HYDE PARK — Teenage triplets Charlie, Nathaniel and Willa Green have their mother to thank for their fencing careers.
"They all needed a sport. I needed some simplicity in my life," said Dodier, a Clinical Assistant Professor of Law at Northwestern University School of Law downtown. "We tried soccer, and it didn't work for me. And we tried fencing, and it worked for everyone."
The Greens said they spend as many as 14 hours a week honing their craft, either in practice or at various tournaments. That doesn't include lugging hundreds of pounds of equipment several times each year for national events.
The triplets — 18 and born five minutes apart, Willa, Charlie, then Nathaniel — play for U-High, which is a short walk from their Hyde Park home. They also travel to Lincoln Park to compete at the Windy City Fencing Club.
"It was definitely the sport that clicked for us," Nathaniel said.
The Greens are not the only triplets currently fencing in the country, said Nicole Jomantas, the communications manager for USA Fencing.
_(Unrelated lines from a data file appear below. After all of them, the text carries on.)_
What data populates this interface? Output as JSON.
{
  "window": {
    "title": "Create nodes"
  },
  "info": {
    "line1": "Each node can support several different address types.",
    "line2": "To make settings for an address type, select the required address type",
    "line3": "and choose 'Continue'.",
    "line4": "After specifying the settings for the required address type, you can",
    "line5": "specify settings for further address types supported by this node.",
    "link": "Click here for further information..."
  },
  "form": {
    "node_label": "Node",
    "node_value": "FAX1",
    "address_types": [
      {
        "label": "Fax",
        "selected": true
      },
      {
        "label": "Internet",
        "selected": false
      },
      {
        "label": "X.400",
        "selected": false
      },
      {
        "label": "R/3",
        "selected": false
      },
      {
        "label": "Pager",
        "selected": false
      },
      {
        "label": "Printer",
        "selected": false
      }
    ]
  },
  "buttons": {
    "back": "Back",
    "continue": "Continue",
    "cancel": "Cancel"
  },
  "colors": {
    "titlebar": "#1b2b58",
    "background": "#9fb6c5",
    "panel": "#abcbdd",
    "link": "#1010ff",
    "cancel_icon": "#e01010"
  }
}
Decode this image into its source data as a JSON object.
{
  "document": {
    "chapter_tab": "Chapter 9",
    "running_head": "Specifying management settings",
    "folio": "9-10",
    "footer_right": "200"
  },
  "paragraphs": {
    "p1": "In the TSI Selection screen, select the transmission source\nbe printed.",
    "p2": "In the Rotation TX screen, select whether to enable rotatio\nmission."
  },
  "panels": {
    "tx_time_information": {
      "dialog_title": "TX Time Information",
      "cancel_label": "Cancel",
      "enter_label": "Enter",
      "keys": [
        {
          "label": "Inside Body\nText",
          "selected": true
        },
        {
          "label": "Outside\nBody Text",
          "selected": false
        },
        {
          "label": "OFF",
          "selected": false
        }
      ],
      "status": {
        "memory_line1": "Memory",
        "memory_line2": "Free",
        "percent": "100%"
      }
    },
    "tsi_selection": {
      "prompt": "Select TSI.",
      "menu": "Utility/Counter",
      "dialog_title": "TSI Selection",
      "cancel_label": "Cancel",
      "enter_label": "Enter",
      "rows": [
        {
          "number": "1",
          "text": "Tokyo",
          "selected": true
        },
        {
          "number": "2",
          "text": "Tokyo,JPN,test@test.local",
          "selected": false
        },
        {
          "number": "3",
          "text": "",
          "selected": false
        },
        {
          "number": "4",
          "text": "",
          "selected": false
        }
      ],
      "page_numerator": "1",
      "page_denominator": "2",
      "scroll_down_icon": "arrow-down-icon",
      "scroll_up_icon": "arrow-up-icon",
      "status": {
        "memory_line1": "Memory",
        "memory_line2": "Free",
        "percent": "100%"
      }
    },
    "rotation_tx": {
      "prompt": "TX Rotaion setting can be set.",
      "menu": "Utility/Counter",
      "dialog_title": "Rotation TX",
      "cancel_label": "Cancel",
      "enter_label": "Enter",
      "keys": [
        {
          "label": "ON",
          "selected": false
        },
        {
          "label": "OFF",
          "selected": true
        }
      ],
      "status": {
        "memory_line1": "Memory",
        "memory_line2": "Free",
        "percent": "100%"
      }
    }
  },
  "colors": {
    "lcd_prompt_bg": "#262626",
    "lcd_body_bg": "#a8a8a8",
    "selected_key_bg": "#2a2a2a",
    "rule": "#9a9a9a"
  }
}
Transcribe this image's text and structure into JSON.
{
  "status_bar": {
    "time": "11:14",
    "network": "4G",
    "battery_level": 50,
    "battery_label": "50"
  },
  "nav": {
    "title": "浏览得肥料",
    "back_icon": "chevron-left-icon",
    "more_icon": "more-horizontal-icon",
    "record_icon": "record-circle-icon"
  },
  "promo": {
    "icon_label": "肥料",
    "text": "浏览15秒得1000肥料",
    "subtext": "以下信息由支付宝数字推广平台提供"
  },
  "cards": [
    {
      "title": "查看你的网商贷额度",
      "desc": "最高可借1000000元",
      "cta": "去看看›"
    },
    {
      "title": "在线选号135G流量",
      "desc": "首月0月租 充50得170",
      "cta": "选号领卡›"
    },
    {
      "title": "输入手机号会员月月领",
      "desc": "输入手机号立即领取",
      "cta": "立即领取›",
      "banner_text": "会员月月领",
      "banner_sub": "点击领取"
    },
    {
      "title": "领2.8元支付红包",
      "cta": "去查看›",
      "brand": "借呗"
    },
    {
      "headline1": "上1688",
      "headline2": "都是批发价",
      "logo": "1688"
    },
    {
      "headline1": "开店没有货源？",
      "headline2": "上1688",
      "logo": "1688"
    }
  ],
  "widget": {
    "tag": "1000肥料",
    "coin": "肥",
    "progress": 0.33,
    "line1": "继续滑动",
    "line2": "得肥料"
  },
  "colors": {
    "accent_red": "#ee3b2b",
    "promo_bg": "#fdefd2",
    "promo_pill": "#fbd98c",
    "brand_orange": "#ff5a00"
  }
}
Searching a database of 25,000 registered USA Fencing members, Jomantas found at least three other set of triplets but could not provide an exact count. Jomantas said the Greens are the only triplets from Illinois.
Still, the unusual trio turn heads. Says Charlie, who real name is Charlotte: "People always think it's cool that we're triplets."
Charlie and Nathaniel started fencing in fourth grade at the Windy City Fencing Club, 1535 N. Dayton St., where Dodier knew the owner through a friend. Willa joined her swashbuckling siblings four years later.
"I saw them having fun and I got interested," Willa said.
Interviewed together, the fraternal triplets had a healthy argument over who was the best fencer of the bunch.
Nathaniel, who is ranked as a "Class B" fencer — the top ranking is "Class A" — said he was No. 1. Charlie, who's a "Class C" competitor, countered that she frequently beats her brother in practice. Willa, who's not ranked, didn't want to get in the middle.
"We fight, but I think we fight less than the average group of siblings," Nathaniel said. "I think we kind of have to be that way. For reasons of diplomacy, you have to not fight."
The trio said fencing has taught them how to deal with losing, manage their time and stay in great shape.
"It's been a very positive thing," said their father, Dr. William Green, a professor at the University of Chicago Department of Neurobiology. "They've also met a lot of new people outside of the Lab School environment."
The Greens' high school coach, Bakhyt Abdikulov, said they are organized and consistently provide advice and support to teammates.
Their club coach, Tzanko Hantov, said Nathaniel and Charlie are more aggressive fencers, while Willa displays calmness. He added the triplets are "very self controlled," which helps them focus during competitions.
"That's kind of a gift for them," said Hantov, a Sauganash resident who competed for Bulgaria in the 2000 Olympics in the Modern Pentathlon.
The triplets all plan to fence in college and have selected potential schools based on whether they had fencing teams.
"What's great is I think they'll continue to fence throughout their lives," their mom said.